A May 9, 2017 announcement by Heilongjiang Province said farmers in the province will get subsidies based on the land area they plant in corn and in soybeans. The announcement promised that the soybean subsidy will be larger than the corn subsidy to encourage farmers to shift acreage from corn to soybeans, but the amount of the subsidies will not be determined until later in the season. Payments will be distributed to farmers by September 15, 2017.
The determination of the subsidies will occur over the next three months through a gigantic bureaucratic process. Statistical, financial, price bureau, and state farm officials at four levels of government will compile land area statistics and determine funding for the subsidies in order to set the payment per unit of land.
From June to August, officials in Heilongjiang's villages and state farms will compile information on farmer ID numbers, land plots, and area planted in each crop. They will publicly post lists of farmers and land area, giving farmers a chance to identify neighbors reporting exaggerated or false numbers. After the land numbers are verified, they are compiled and passed up to the county, prefecture, or state farm bureau. Only farmers who grow the crops can get subsidies. Farmers who rent land must have rental contracts that specify which party is entitled to the subsidy. Farmers cannot get subsidies for crops planted on land not designated for crop production or on illegally reclaimed land. Nor can farmers get subsidies for crops grown on land in the program that pays farmers to convert land to forests or grassland.
The central government will allocate a lump sum for each of the subsidies to Heilongjiang Province. Provincial authorities will then divide the corn and soybean subsidy funds among the counties, prefectures, and state farm bureau.
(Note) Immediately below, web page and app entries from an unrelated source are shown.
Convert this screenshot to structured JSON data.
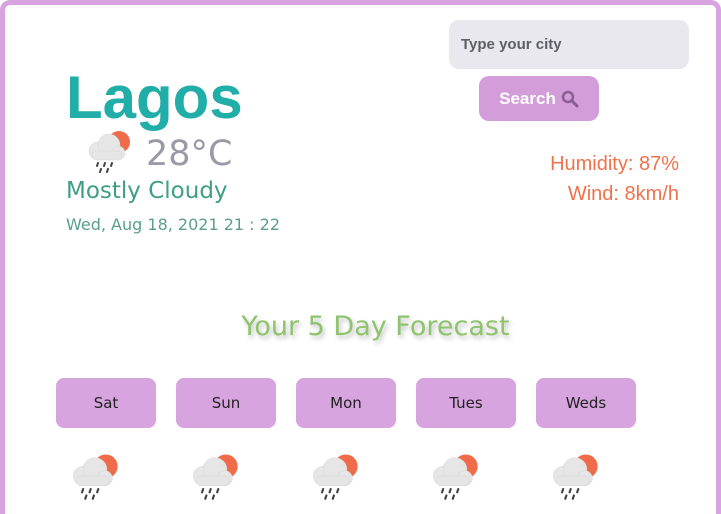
{
  "search": {
    "placeholder": "Type your city",
    "button_label": "Search"
  },
  "current": {
    "city": "Lagos",
    "temperature": "28°C",
    "condition": "Mostly Cloudy",
    "datetime": "Wed, Aug 18, 2021 21 : 22",
    "icon": "cloud-sun-rain-icon",
    "humidity": "Humidity: 87%",
    "wind": "Wind: 8km/h"
  },
  "forecast": {
    "title": "Your 5 Day Forecast",
    "days": [
      {
        "label": "Sat",
        "icon": "cloud-sun-rain-icon"
      },
      {
        "label": "Sun",
        "icon": "cloud-sun-rain-icon"
      },
      {
        "label": "Mon",
        "icon": "cloud-sun-rain-icon"
      },
      {
        "label": "Tues",
        "icon": "cloud-sun-rain-icon"
      },
      {
        "label": "Weds",
        "icon": "cloud-sun-rain-icon"
      }
    ]
  },
  "colors": {
    "frame": "#d9a2e0",
    "city": "#21ada8",
    "button": "#d39dda",
    "day_button": "#d7a4df",
    "accent_orange": "#f0724d",
    "forecast_title": "#8fc36d"
  }
}
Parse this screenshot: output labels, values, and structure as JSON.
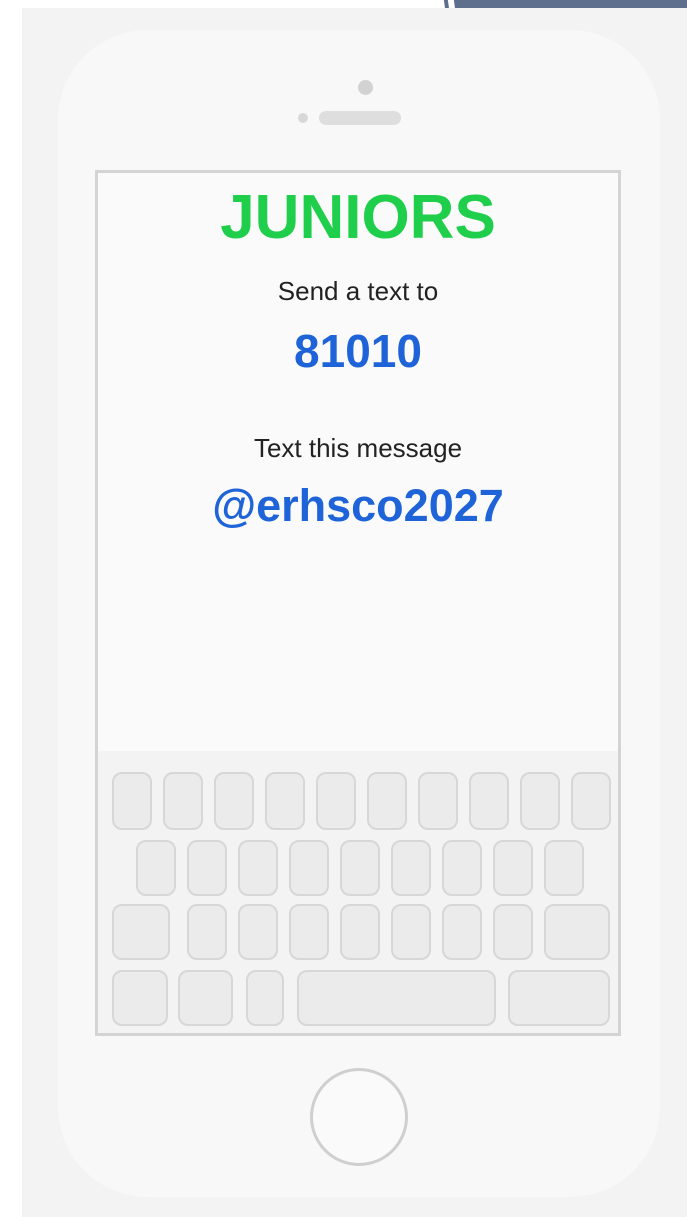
{
  "screen": {
    "title": "JUNIORS",
    "send_label": "Send a text to",
    "number": "81010",
    "message_label": "Text this message",
    "code": "@erhsco2027"
  },
  "colors": {
    "title": "#1fcf4b",
    "highlight": "#1e63d8",
    "text": "#222222"
  },
  "icons": {
    "home": "home-button-circle",
    "camera": "camera-dot"
  }
}
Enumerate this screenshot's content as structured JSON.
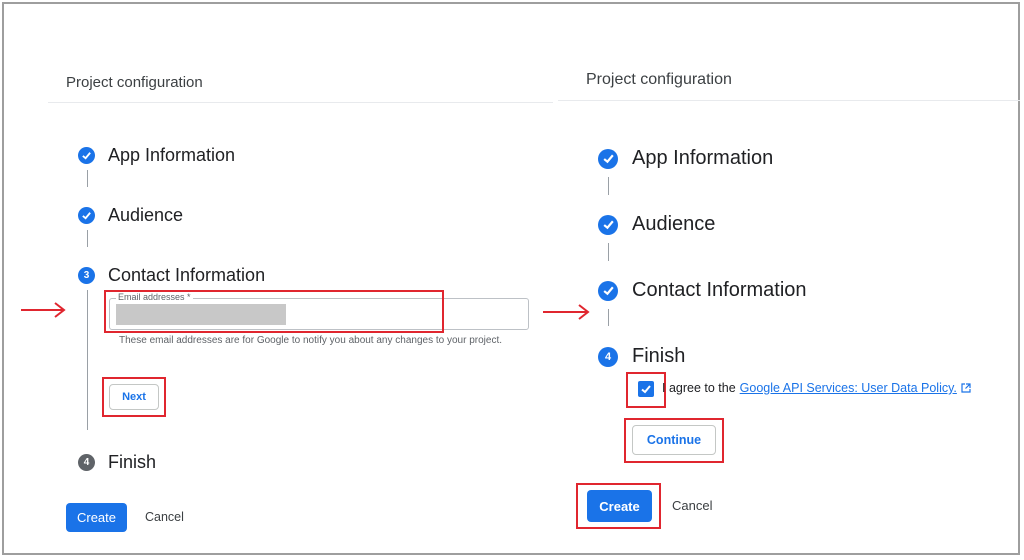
{
  "left": {
    "title": "Project configuration",
    "steps": [
      {
        "label": "App Information",
        "state": "done"
      },
      {
        "label": "Audience",
        "state": "done"
      },
      {
        "label": "Contact Information",
        "state": "active",
        "number": "3"
      },
      {
        "label": "Finish",
        "state": "pending",
        "number": "4"
      }
    ],
    "email_field": {
      "legend": "Email addresses *"
    },
    "helper_text": "These email addresses are for Google to notify you about any changes to your project.",
    "next_label": "Next",
    "create_label": "Create",
    "cancel_label": "Cancel"
  },
  "right": {
    "title": "Project configuration",
    "steps": [
      {
        "label": "App Information",
        "state": "done"
      },
      {
        "label": "Audience",
        "state": "done"
      },
      {
        "label": "Contact Information",
        "state": "done"
      },
      {
        "label": "Finish",
        "state": "active",
        "number": "4"
      }
    ],
    "agree_text": "I agree to the",
    "agree_link": "Google API Services: User Data Policy.",
    "continue_label": "Continue",
    "create_label": "Create",
    "cancel_label": "Cancel"
  },
  "colors": {
    "accent": "#1a73e8",
    "highlight": "#e0262f",
    "pending": "#5f6368"
  },
  "icons": {
    "done": "check-icon",
    "arrow": "right-arrow-icon",
    "external": "external-link-icon"
  }
}
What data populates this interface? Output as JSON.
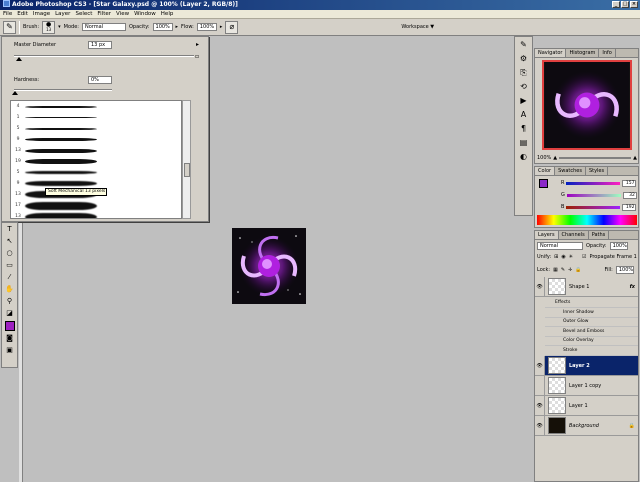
{
  "window": {
    "title": "Adobe Photoshop CS3 - [Star Galaxy.psd @ 100% (Layer 2, RGB/8)]"
  },
  "menu": [
    "File",
    "Edit",
    "Image",
    "Layer",
    "Select",
    "Filter",
    "View",
    "Window",
    "Help"
  ],
  "options": {
    "brush_label": "Brush:",
    "brush_size": "13",
    "mode_label": "Mode:",
    "mode_value": "Normal",
    "opacity_label": "Opacity:",
    "opacity_value": "100%",
    "flow_label": "Flow:",
    "flow_value": "100%",
    "workspace_label": "Workspace ▼"
  },
  "brush_picker": {
    "master_diameter_label": "Master Diameter",
    "master_diameter_value": "13 px",
    "hardness_label": "Hardness:",
    "hardness_value": "0%",
    "brushes": [
      {
        "size": "4",
        "thick": 2
      },
      {
        "size": "1",
        "thick": 1
      },
      {
        "size": "5",
        "thick": 2
      },
      {
        "size": "9",
        "thick": 3
      },
      {
        "size": "13",
        "thick": 4
      },
      {
        "size": "19",
        "thick": 5
      },
      {
        "size": "5",
        "thick": 3
      },
      {
        "size": "9",
        "thick": 5
      },
      {
        "size": "13",
        "thick": 7
      },
      {
        "size": "17",
        "thick": 8
      },
      {
        "size": "13",
        "thick": 8
      },
      {
        "size": "14",
        "thick": 6
      },
      {
        "size": "14",
        "thick": 7
      },
      {
        "size": "14",
        "thick": 8
      }
    ],
    "tooltip": "Soft Mechanical 13 pixels"
  },
  "navigator": {
    "tabs": [
      "Navigator",
      "Histogram",
      "Info"
    ],
    "zoom": "100%"
  },
  "color": {
    "tabs": [
      "Color",
      "Swatches",
      "Styles"
    ],
    "r": "157",
    "g": "32",
    "b": "192",
    "fg": "#9d20c0"
  },
  "layers": {
    "tabs": [
      "Layers",
      "Channels",
      "Paths"
    ],
    "blend_mode": "Normal",
    "opacity_label": "Opacity:",
    "opacity": "100%",
    "unify_label": "Unify:",
    "propagate_label": "Propagate Frame 1",
    "lock_label": "Lock:",
    "fill_label": "Fill:",
    "fill": "100%",
    "items": [
      {
        "name": "Shape 1",
        "fx": "fx"
      },
      {
        "name": "Layer 2"
      },
      {
        "name": "Layer 1 copy"
      },
      {
        "name": "Layer 1"
      },
      {
        "name": "Background"
      }
    ],
    "effects_label": "Effects",
    "effects": [
      "Inner Shadow",
      "Outer Glow",
      "Bevel and Emboss",
      "Color Overlay",
      "Stroke"
    ]
  }
}
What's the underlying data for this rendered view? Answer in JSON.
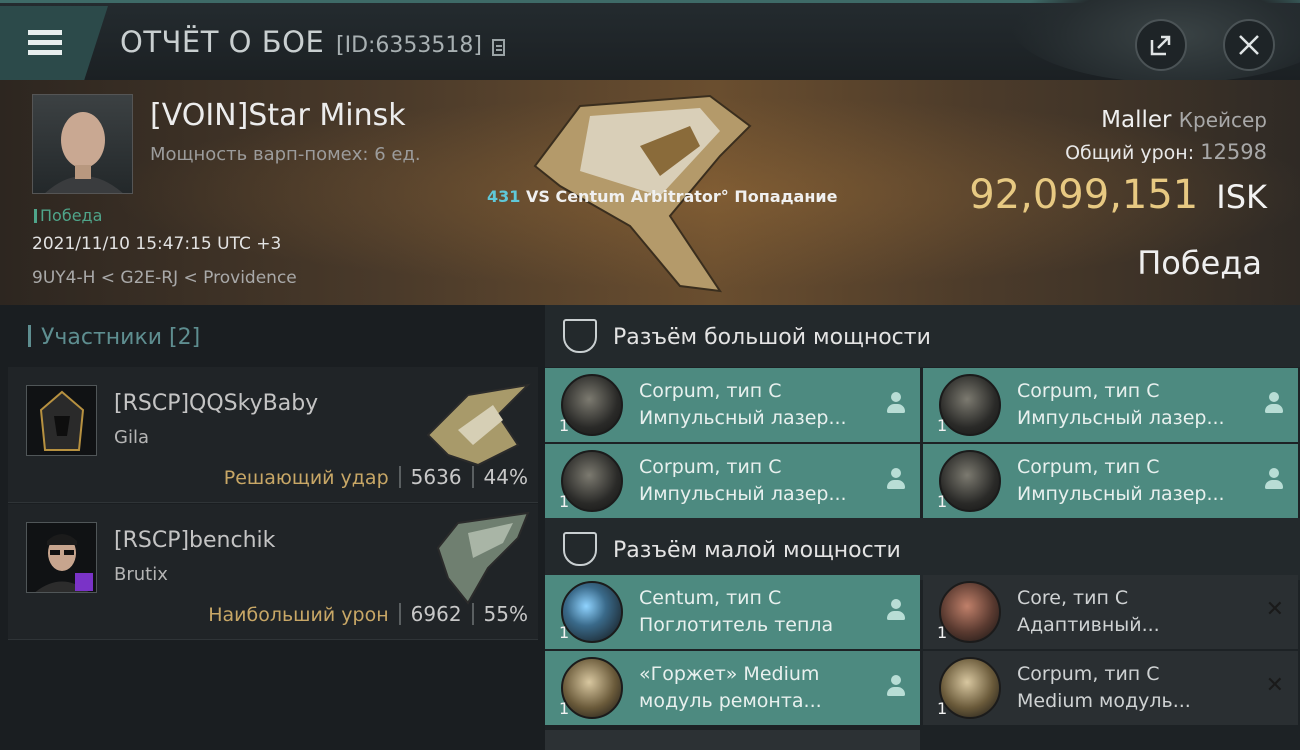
{
  "header": {
    "title": "ОТЧЁТ О БОЕ",
    "report_id": "[ID:6353518]"
  },
  "victim": {
    "name": "[VOIN]Star Minsk",
    "warp_disruption": "Мощность варп-помех: 6 ед.",
    "result_small": "Победа",
    "datetime": "2021/11/10 15:47:15 UTC +3",
    "location": "9UY4-H < G2E-RJ < Providence",
    "ship_name": "Maller",
    "ship_class": "Крейсер",
    "total_damage_label": "Общий урон:",
    "total_damage_value": "12598",
    "isk_value": "92,099,151",
    "isk_unit": "ISK",
    "result": "Победа"
  },
  "hit": {
    "number": "431",
    "text": "VS Centum Arbitrator° Попадание"
  },
  "participants": {
    "heading": "Участники [2]",
    "rows": [
      {
        "name": "[RSCP]QQSkyBaby",
        "ship": "Gila",
        "role": "Решающий удар",
        "damage": "5636",
        "percent": "44%"
      },
      {
        "name": "[RSCP]benchik",
        "ship": "Brutix",
        "role": "Наибольший урон",
        "damage": "6962",
        "percent": "55%"
      }
    ]
  },
  "high_slots": {
    "title": "Разъём большой мощности",
    "modules": [
      {
        "qty": "1",
        "line1": "Corpum, тип C",
        "line2": "Импульсный лазер..."
      },
      {
        "qty": "1",
        "line1": "Corpum, тип C",
        "line2": "Импульсный лазер..."
      },
      {
        "qty": "1",
        "line1": "Corpum, тип C",
        "line2": "Импульсный лазер..."
      },
      {
        "qty": "1",
        "line1": "Corpum, тип C",
        "line2": "Импульсный лазер..."
      }
    ]
  },
  "low_slots": {
    "title": "Разъём малой мощности",
    "modules": [
      {
        "qty": "1",
        "line1": "Centum, тип C",
        "line2": "Поглотитель тепла",
        "status": "dropped"
      },
      {
        "qty": "1",
        "line1": "Core, тип C",
        "line2": "Адаптивный...",
        "status": "destroyed"
      },
      {
        "qty": "1",
        "line1": "«Горжет» Medium",
        "line2": "модуль ремонта...",
        "status": "dropped"
      },
      {
        "qty": "1",
        "line1": "Corpum, тип C",
        "line2": "Medium модуль...",
        "status": "destroyed"
      }
    ]
  },
  "colors": {
    "accent_teal": "#4d8a80",
    "isk_gold": "#e7c982",
    "role_gold": "#c8a766",
    "hit_number": "#5fc8d8"
  }
}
These local officials will then determine the local subsidy by dividing the funds by the amount of corn/soybeans planted in their region. Thus, the amount of the subsidy for each crop will differ across localities within the province.
The dual payments for corn and soybeans in Heilongjiang are the latest development in China's evolving approach to subsidizing farmers. After China joined the WTO in 2001, officials began experimenting with subsidy payments. The national program launched in 2004 featured two subsidies, tax relief, and market-determined prices buttressed by a minimum price floor. One payment was intended to encourage use of improved strains of seeds, but it morphed into a subsidy for local seed companies. Another initiative was to give out small subsidies to grain farmers as a basic entitlement to build goodwill with the rural population. A third measure was to eliminate taxes on farmers collected by local officials. The grain marketing system was mostly privatized and a floor was set under wheat and rice prices.
The small payments proved ineffectual during the grain price spike of 2006-08 and the stimulus-driven inflation of 2009-12. Authorities then turned to jacking up floor prices to encourage farmers to keep planting grain and oilseeds. Raising soybean price floors in Heilongjiang was an immediate disaster because guaranteeing a price for domestic soybeans simply encouraged processing plants to import even more soybeans, leaving the government holding the expensive domestic beans. The soybean price floor lasted only four years and was replaced with a trial target price subsidy payment in 2014. The three-year target price trial was completed in 2016, and this year authorities elected to move to a subsidy payment not directly tied to soybean prices.
It took longer for authorities to realize the corn price floor was a disaster. Guaranteeing a minimum price for corn in Heilongjiang--where supply far exceeds demand--resulted in a massive glut now held by the government's reserve corporation. The corn price floor was finally abandoned in 2016 and replaced with a corn producer subsidy payment.
So this year Heilongjiang has dual subsidy payments for corn and soybeans. Farmers planted their crops based on an assurance that the subsidy for soybeans will be higher than the subsidy for corn. According to the announcement, farmers will also receive "guidance" to plant more soybeans.
Heilongjiang is also one of China's top rice-producing provinces and it also has a glut of this crop. In 2017, the minimum price for japonica rice was cut for the first time to prevent farmers from shifting land into rice--the only crop in Heilongjiang that still has a price floor.
Heilongjiang farmers also receive the "support and protection" payment for grain producers.
The dual subsidy payments for soybeans and corn are described by officials as a market-oriented policy that lets market prices determine supply and demand. Nevertheless, officials are still intent on tweaking subsidies to engineer the composition of farm output.